    Their natural gas comes from Russia and is nearly 3x the cost of our fracked gas. Most of their coal is lignite or brown coal that has about half the BTU content per ton as our Appalachia coal. There are good reasons they pushed into renewables. They have few other viable options.
     
    • Informative x 1
  19. TheTalkingMule

    TheTalkingMule Distributed Energy Enthusiast

    Joined:
    Oct 20, 2012
    Messages:
    2,017
    Location:
    Philadelphia, PA
    Germany pays 33 cents today for a kWh, but they'll fall pretty quickly as they ramp up storage over the next 5 years.

    Keep in mind that half the residential solar in DE is sold with battery storage. They protect industrial energy buyers from all these costs AND let solar+battery users integrate into the grid for free, so for now a shrinking residential customer base is carry the entire cost load, but that should change quickly. After all....there's no marginal cost to renewables.

    Wholesale prices are already 1/2 what they used to be, retail will follow.
     
  20. Brando

    Brando Member

    Joined:
    Sep 27, 2016
    Messages:
    913
    Location:
    Bainbridge Island, WA
    As of 2015
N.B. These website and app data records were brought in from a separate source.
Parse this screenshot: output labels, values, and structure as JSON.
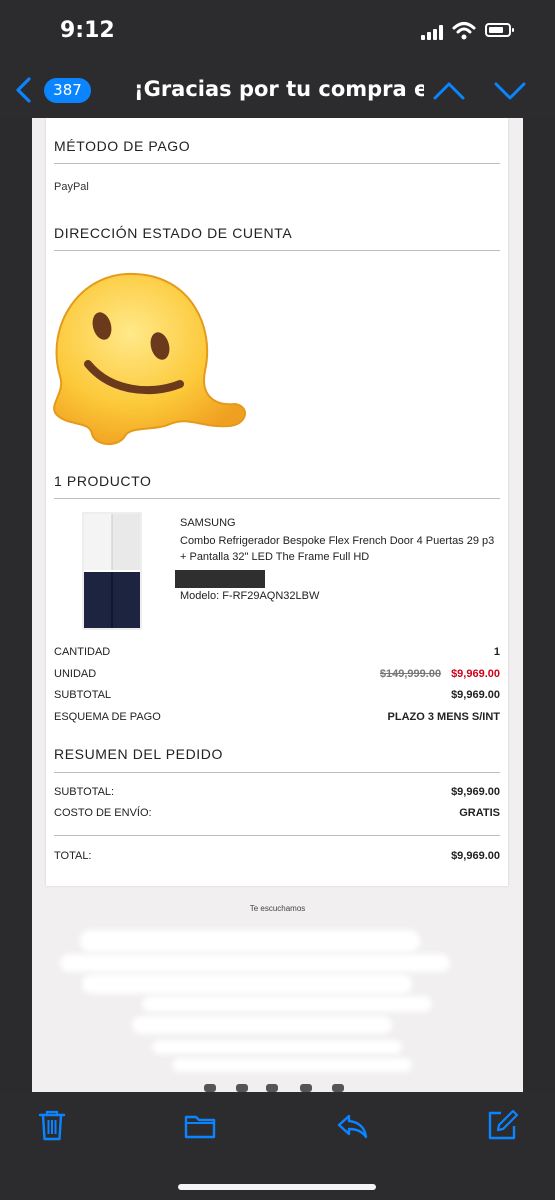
{
  "status_bar": {
    "time": "9:12"
  },
  "nav": {
    "badge_count": "387",
    "subject": "¡Gracias por tu compra en..."
  },
  "email": {
    "payment_section": {
      "title": "MÉTODO DE PAGO",
      "method": "PayPal"
    },
    "address_section": {
      "title": "DIRECCIÓN ESTADO DE CUENTA"
    },
    "product_section": {
      "title": "1 PRODUCTO",
      "brand": "SAMSUNG",
      "name": "Combo Refrigerador Bespoke Flex French Door 4 Puertas 29 p3 + Pantalla 32\" LED The Frame Full HD",
      "model": "Modelo: F-RF29AQN32LBW"
    },
    "details": {
      "quantity_label": "CANTIDAD",
      "quantity_value": "1",
      "unit_label": "UNIDAD",
      "unit_old_price": "$149,999.00",
      "unit_price": "$9,969.00",
      "subtotal_label": "SUBTOTAL",
      "subtotal_value": "$9,969.00",
      "payment_scheme_label": "ESQUEMA DE PAGO",
      "payment_scheme_value": "PLAZO 3 MENS S/INT"
    },
    "summary": {
      "title": "RESUMEN DEL PEDIDO",
      "subtotal_label": "SUBTOTAL:",
      "subtotal_value": "$9,969.00",
      "shipping_label": "COSTO DE ENVÍO:",
      "shipping_value": "GRATIS",
      "total_label": "TOTAL:",
      "total_value": "$9,969.00"
    },
    "footer": {
      "text": "Te escuchamos"
    }
  },
  "colors": {
    "accent": "#0a84ff",
    "sale_price": "#d0021b",
    "bar_background": "#2c2c2e"
  },
  "icons": [
    "back-chevron-icon",
    "up-chevron-icon",
    "down-chevron-icon",
    "trash-icon",
    "folder-icon",
    "reply-icon",
    "compose-icon"
  ]
}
    263.6 million (then add in trucks and buses and planes and ... well see the last URL or link at the bottom)
    side note: China makes about 200,000,000 eBikes - not cars, bikes.

    The United States is home to the second largest passenger vehicle market of any country in the world, second now to China. Overall, there were an estimated 263.6 million registered passenger vehicles in the United States in 2015. This number, along with the average age of vehicles, has increased steadily since 1960.
    Passenger vehicles in the United States - Wikipedia
    Passenger vehicles in the United States - Wikipedia

    and for more details than you can absorb
    Table 1-11: Number of U.S. Aircraft, Vehicles, Vessels, and Other Conveyances | Bureau of Transportation Statistics
     

Share This Page

  • About Us

    Formed in 2006, Tesla Motors Club (TMC) was the first independent online Tesla community. Today it remains the largest and most dynamic community of Tesla enthusiasts. Learn more.
  • Do you value your experience at TMC? Consider becoming a Supporting Member of Tesla Motors Club. As a thank you for your contribution, you'll get nearly no ads in the Community and Groups sections. Additional perks are available depending on the level of contribution. Please visit the Account Upgrades page for more details.


    SUPPORT TMC